Your response should consist of every entry, unchanged.

### Given entries ###

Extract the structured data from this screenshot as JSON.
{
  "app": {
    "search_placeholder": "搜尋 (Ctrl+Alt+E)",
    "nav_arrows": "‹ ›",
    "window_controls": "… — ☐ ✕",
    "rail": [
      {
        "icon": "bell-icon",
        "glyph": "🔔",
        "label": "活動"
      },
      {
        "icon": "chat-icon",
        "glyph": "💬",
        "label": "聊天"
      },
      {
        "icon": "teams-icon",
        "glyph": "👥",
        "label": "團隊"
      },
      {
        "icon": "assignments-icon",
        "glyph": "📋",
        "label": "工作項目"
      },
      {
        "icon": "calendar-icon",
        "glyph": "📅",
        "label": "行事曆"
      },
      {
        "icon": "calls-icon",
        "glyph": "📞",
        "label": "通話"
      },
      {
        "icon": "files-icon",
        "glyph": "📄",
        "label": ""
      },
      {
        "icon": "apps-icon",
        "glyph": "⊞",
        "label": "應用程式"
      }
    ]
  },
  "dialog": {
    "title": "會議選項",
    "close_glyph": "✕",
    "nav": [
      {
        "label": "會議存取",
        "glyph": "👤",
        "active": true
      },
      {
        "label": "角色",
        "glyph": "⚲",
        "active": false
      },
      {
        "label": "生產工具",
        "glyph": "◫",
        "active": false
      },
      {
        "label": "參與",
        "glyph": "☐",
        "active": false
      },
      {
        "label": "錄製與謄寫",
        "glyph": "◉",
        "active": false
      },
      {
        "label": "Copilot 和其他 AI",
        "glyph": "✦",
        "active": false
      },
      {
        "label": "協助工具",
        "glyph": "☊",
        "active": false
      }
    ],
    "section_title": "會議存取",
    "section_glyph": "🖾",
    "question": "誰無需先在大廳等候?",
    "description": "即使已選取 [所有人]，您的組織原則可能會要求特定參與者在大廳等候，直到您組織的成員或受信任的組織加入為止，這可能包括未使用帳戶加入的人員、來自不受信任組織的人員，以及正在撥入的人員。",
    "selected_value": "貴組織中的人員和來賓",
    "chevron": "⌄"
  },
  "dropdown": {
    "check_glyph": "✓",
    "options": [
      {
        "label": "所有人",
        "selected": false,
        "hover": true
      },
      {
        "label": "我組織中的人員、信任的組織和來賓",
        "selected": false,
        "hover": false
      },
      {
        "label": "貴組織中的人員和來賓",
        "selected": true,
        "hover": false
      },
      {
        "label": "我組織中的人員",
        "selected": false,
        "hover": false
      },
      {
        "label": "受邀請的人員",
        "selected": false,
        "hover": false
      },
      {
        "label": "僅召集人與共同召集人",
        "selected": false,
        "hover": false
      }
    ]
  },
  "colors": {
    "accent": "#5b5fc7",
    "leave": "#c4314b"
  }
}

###

### Response below
Extract the structured data from this screenshot as JSON.
{
  "app": {
    "search_placeholder": "搜尋 (Ctrl+Alt+E)",
    "nav_arrows": "‹ ›",
    "window_controls": "… — ☐ ✕",
    "rail": [
      {
        "icon": "bell-icon",
        "glyph": "🔔",
        "label": "活動"
      },
      {
        "icon": "chat-icon",
        "glyph": "💬",
        "label": "聊天"
      },
      {
        "icon": "teams-icon",
        "glyph": "👥",
        "label": "團隊"
      },
      {
        "icon": "assignments-icon",
        "glyph": "📋",
        "label": "工作項目"
      },
      {
        "icon": "calendar-icon",
        "glyph": "📅",
        "label": "行事曆"
      },
      {
        "icon": "calls-icon",
        "glyph": "📞",
        "label": "通話"
      },
      {
        "icon": "files-icon",
        "glyph": "📄",
        "label": ""
      },
      {
        "icon": "apps-icon",
        "glyph": "⊞",
        "label": "應用程式"
      }
    ]
  },
  "dialog": {
    "title": "會議選項",
    "close_glyph": "✕",
    "nav": [
      {
        "label": "會議存取",
        "glyph": "👤",
        "active": true
      },
      {
        "label": "角色",
        "glyph": "⚲",
        "active": false
      },
      {
        "label": "生產工具",
        "glyph": "◫",
        "active": false
      },
      {
        "label": "參與",
        "glyph": "☐",
        "active": false
      },
      {
        "label": "錄製與謄寫",
        "glyph": "◉",
        "active": false
      },
      {
        "label": "Copilot 和其他 AI",
        "glyph": "✦",
        "active": false
      },
      {
        "label": "協助工具",
        "glyph": "☊",
        "active": false
      }
    ],
    "section_title": "會議存取",
    "section_glyph": "🖾",
    "question": "誰無需先在大廳等候?",
    "description": "即使已選取 [所有人]，您的組織原則可能會要求特定參與者在大廳等候，直到您組織的成員或受信任的組織加入為止，這可能包括未使用帳戶加入的人員、來自不受信任組織的人員，以及正在撥入的人員。",
    "selected_value": "貴組織中的人員和來賓",
    "chevron": "⌄"
  },
  "dropdown": {
    "check_glyph": "✓",
    "options": [
      {
        "label": "所有人",
        "selected": false,
        "hover": true
      },
      {
        "label": "我組織中的人員、信任的組織和來賓",
        "selected": false,
        "hover": false
      },
      {
        "label": "貴組織中的人員和來賓",
        "selected": true,
        "hover": false
      },
      {
        "label": "我組織中的人員",
        "selected": false,
        "hover": false
      },
      {
        "label": "受邀請的人員",
        "selected": false,
        "hover": false
      },
      {
        "label": "僅召集人與共同召集人",
        "selected": false,
        "hover": false
      }
    ]
  },
  "colors": {
    "accent": "#5b5fc7",
    "leave": "#c4314b"
  }
}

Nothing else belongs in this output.